Given information:
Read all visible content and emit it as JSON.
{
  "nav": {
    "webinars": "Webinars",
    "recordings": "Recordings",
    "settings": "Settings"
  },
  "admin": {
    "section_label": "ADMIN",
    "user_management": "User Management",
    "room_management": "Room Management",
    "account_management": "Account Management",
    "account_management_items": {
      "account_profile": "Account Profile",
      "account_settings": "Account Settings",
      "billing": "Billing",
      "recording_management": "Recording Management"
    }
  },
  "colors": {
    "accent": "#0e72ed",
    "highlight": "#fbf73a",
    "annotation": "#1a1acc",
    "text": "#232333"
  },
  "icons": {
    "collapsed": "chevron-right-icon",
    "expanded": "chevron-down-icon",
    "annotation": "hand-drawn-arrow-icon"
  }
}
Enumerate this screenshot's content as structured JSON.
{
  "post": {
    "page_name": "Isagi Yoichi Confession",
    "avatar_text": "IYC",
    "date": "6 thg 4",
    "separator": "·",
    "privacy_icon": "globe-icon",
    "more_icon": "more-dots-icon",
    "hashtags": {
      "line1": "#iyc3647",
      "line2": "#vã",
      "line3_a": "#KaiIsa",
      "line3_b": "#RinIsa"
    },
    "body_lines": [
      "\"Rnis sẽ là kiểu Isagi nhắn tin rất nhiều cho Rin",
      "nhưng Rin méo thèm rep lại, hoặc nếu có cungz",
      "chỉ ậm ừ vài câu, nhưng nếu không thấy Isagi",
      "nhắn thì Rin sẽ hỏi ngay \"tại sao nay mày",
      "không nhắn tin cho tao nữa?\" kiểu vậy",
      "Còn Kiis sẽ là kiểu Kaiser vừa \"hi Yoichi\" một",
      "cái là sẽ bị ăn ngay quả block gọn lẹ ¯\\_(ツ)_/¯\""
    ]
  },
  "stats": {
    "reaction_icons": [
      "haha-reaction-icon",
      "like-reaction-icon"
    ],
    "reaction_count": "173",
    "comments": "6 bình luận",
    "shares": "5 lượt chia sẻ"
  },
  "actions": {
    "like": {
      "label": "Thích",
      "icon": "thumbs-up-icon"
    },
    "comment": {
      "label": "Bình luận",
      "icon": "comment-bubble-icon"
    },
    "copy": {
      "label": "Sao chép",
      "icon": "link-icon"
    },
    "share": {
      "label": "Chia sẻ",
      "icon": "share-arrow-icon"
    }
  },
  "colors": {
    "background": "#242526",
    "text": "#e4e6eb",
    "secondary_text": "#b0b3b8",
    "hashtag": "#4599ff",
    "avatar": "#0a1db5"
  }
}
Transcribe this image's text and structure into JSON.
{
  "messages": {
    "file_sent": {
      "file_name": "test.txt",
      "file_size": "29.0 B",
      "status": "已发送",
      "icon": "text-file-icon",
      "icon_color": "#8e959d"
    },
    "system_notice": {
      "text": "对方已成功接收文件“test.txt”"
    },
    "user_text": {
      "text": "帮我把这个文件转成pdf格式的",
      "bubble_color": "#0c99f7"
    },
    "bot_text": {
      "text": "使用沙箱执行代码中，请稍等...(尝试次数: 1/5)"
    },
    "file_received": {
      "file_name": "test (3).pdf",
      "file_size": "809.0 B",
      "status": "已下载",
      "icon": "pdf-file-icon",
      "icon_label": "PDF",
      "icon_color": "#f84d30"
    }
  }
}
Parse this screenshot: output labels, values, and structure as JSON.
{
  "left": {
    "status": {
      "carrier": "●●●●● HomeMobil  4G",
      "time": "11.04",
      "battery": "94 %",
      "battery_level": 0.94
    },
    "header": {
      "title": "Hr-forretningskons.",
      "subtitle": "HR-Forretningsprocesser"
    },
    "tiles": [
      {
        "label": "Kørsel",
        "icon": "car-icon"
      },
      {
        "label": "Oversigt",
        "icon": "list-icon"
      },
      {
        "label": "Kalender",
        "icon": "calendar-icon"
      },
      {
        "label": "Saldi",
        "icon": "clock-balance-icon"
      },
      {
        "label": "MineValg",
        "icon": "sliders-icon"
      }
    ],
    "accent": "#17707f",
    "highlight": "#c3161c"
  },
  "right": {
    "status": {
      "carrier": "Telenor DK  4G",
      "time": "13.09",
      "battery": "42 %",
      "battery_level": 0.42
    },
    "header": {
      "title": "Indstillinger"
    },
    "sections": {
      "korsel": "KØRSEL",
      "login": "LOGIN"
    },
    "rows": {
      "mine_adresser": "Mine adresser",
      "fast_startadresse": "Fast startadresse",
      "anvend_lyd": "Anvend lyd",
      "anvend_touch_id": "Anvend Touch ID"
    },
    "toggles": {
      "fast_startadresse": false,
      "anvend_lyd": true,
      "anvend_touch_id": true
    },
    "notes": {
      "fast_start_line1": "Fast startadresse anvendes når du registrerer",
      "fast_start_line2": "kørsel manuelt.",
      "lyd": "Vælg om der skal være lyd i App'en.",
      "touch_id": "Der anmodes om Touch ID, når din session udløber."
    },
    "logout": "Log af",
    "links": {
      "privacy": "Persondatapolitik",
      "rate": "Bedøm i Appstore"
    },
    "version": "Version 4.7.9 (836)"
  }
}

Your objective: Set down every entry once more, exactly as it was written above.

Answer space:
Read all visible content and emit it as JSON.
{
  "nav": {
    "webinars": "Webinars",
    "recordings": "Recordings",
    "settings": "Settings"
  },
  "admin": {
    "section_label": "ADMIN",
    "user_management": "User Management",
    "room_management": "Room Management",
    "account_management": "Account Management",
    "account_management_items": {
      "account_profile": "Account Profile",
      "account_settings": "Account Settings",
      "billing": "Billing",
      "recording_management": "Recording Management"
    }
  },
  "colors": {
    "accent": "#0e72ed",
    "highlight": "#fbf73a",
    "annotation": "#1a1acc",
    "text": "#232333"
  },
  "icons": {
    "collapsed": "chevron-right-icon",
    "expanded": "chevron-down-icon",
    "annotation": "hand-drawn-arrow-icon"
  }
}
Enumerate this screenshot's content as structured JSON.
{
  "post": {
    "page_name": "Isagi Yoichi Confession",
    "avatar_text": "IYC",
    "date": "6 thg 4",
    "separator": "·",
    "privacy_icon": "globe-icon",
    "more_icon": "more-dots-icon",
    "hashtags": {
      "line1": "#iyc3647",
      "line2": "#vã",
      "line3_a": "#KaiIsa",
      "line3_b": "#RinIsa"
    },
    "body_lines": [
      "\"Rnis sẽ là kiểu Isagi nhắn tin rất nhiều cho Rin",
      "nhưng Rin méo thèm rep lại, hoặc nếu có cungz",
      "chỉ ậm ừ vài câu, nhưng nếu không thấy Isagi",
      "nhắn thì Rin sẽ hỏi ngay \"tại sao nay mày",
      "không nhắn tin cho tao nữa?\" kiểu vậy",
      "Còn Kiis sẽ là kiểu Kaiser vừa \"hi Yoichi\" một",
      "cái là sẽ bị ăn ngay quả block gọn lẹ ¯\\_(ツ)_/¯\""
    ]
  },
  "stats": {
    "reaction_icons": [
      "haha-reaction-icon",
      "like-reaction-icon"
    ],
    "reaction_count": "173",
    "comments": "6 bình luận",
    "shares": "5 lượt chia sẻ"
  },
  "actions": {
    "like": {
      "label": "Thích",
      "icon": "thumbs-up-icon"
    },
    "comment": {
      "label": "Bình luận",
      "icon": "comment-bubble-icon"
    },
    "copy": {
      "label": "Sao chép",
      "icon": "link-icon"
    },
    "share": {
      "label": "Chia sẻ",
      "icon": "share-arrow-icon"
    }
  },
  "colors": {
    "background": "#242526",
    "text": "#e4e6eb",
    "secondary_text": "#b0b3b8",
    "hashtag": "#4599ff",
    "avatar": "#0a1db5"
  }
}
Transcribe this image's text and structure into JSON.
{
  "messages": {
    "file_sent": {
      "file_name": "test.txt",
      "file_size": "29.0 B",
      "status": "已发送",
      "icon": "text-file-icon",
      "icon_color": "#8e959d"
    },
    "system_notice": {
      "text": "对方已成功接收文件“test.txt”"
    },
    "user_text": {
      "text": "帮我把这个文件转成pdf格式的",
      "bubble_color": "#0c99f7"
    },
    "bot_text": {
      "text": "使用沙箱执行代码中，请稍等...(尝试次数: 1/5)"
    },
    "file_received": {
      "file_name": "test (3).pdf",
      "file_size": "809.0 B",
      "status": "已下载",
      "icon": "pdf-file-icon",
      "icon_label": "PDF",
      "icon_color": "#f84d30"
    }
  }
}
Parse this screenshot: output labels, values, and structure as JSON.
{
  "left": {
    "status": {
      "carrier": "●●●●● HomeMobil  4G",
      "time": "11.04",
      "battery": "94 %",
      "battery_level": 0.94
    },
    "header": {
      "title": "Hr-forretningskons.",
      "subtitle": "HR-Forretningsprocesser"
    },
    "tiles": [
      {
        "label": "Kørsel",
        "icon": "car-icon"
      },
      {
        "label": "Oversigt",
        "icon": "list-icon"
      },
      {
        "label": "Kalender",
        "icon": "calendar-icon"
      },
      {
        "label": "Saldi",
        "icon": "clock-balance-icon"
      },
      {
        "label": "MineValg",
        "icon": "sliders-icon"
      }
    ],
    "accent": "#17707f",
    "highlight": "#c3161c"
  },
  "right": {
    "status": {
      "carrier": "Telenor DK  4G",
      "time": "13.09",
      "battery": "42 %",
      "battery_level": 0.42
    },
    "header": {
      "title": "Indstillinger"
    },
    "sections": {
      "korsel": "KØRSEL",
      "login": "LOGIN"
    },
    "rows": {
      "mine_adresser": "Mine adresser",
      "fast_startadresse": "Fast startadresse",
      "anvend_lyd": "Anvend lyd",
      "anvend_touch_id": "Anvend Touch ID"
    },
    "toggles": {
      "fast_startadresse": false,
      "anvend_lyd": true,
      "anvend_touch_id": true
    },
    "notes": {
      "fast_start_line1": "Fast startadresse anvendes når du registrerer",
      "fast_start_line2": "kørsel manuelt.",
      "lyd": "Vælg om der skal være lyd i App'en.",
      "touch_id": "Der anmodes om Touch ID, når din session udløber."
    },
    "logout": "Log af",
    "links": {
      "privacy": "Persondatapolitik",
      "rate": "Bedøm i Appstore"
    },
    "version": "Version 4.7.9 (836)"
  }
}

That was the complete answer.